• Exercise:
"Москва" is the word to look for; say how many lines of the listing below contain it, and nothing else.

• Data for review:
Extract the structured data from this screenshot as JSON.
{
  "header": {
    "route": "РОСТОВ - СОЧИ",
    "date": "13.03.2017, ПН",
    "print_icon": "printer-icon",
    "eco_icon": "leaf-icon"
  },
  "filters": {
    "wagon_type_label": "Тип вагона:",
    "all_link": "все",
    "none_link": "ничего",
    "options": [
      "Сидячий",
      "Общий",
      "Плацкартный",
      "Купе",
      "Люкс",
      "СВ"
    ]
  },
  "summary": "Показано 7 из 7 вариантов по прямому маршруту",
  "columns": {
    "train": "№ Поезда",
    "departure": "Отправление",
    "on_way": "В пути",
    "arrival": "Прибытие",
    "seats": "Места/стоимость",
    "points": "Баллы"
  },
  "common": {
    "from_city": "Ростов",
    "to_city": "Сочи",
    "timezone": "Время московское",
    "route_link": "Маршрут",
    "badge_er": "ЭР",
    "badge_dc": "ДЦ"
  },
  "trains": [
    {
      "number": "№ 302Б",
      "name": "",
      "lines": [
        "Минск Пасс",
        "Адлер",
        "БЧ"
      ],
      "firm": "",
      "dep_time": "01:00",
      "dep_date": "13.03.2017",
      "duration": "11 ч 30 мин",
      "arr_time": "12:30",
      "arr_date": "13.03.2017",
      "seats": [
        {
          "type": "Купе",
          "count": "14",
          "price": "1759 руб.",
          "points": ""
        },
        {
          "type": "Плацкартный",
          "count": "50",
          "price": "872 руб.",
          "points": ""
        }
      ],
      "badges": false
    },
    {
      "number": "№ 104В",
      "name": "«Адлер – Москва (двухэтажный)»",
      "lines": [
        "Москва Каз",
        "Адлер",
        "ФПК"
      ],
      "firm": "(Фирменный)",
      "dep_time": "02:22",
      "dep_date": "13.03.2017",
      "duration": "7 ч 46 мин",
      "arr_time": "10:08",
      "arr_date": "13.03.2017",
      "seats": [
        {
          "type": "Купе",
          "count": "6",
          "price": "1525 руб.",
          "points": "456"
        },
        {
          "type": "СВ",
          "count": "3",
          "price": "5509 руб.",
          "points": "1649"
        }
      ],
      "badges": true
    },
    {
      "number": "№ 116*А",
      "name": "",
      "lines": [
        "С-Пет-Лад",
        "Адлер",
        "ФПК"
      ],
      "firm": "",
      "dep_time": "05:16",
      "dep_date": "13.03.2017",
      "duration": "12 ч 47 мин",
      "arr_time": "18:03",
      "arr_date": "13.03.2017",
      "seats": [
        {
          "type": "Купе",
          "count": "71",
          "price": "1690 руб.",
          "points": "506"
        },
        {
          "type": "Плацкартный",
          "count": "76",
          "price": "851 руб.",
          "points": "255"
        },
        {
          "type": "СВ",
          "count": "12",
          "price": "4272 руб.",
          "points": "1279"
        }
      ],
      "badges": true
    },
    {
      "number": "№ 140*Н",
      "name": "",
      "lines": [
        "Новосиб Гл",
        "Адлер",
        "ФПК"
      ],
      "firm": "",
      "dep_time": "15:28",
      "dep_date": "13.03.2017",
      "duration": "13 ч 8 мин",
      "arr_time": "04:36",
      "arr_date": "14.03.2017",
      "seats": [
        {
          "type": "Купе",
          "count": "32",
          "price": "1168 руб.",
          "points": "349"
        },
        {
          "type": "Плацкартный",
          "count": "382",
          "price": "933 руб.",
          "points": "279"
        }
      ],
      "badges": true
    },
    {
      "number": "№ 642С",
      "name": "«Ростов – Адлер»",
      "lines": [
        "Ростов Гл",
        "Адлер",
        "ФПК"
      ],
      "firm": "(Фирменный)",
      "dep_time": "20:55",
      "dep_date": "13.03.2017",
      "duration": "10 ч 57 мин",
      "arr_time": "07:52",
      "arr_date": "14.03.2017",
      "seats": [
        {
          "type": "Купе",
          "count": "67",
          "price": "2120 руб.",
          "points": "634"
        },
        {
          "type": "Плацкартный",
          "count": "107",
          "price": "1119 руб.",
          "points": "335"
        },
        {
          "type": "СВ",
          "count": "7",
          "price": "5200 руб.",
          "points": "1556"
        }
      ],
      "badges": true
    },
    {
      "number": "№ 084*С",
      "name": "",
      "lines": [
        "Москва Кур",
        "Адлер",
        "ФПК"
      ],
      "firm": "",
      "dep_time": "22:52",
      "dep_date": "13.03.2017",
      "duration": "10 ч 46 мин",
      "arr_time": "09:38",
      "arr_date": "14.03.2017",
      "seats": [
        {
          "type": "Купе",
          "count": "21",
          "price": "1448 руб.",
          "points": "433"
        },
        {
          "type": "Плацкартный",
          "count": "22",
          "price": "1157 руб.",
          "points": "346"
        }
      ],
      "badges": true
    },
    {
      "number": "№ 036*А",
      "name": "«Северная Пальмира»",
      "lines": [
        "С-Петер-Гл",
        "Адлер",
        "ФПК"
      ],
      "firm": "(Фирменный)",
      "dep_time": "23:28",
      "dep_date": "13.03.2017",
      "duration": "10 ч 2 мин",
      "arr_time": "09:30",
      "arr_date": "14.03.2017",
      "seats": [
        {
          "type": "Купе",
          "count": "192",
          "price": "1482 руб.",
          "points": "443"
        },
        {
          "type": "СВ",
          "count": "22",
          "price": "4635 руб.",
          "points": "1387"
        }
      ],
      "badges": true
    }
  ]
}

• Task result:
3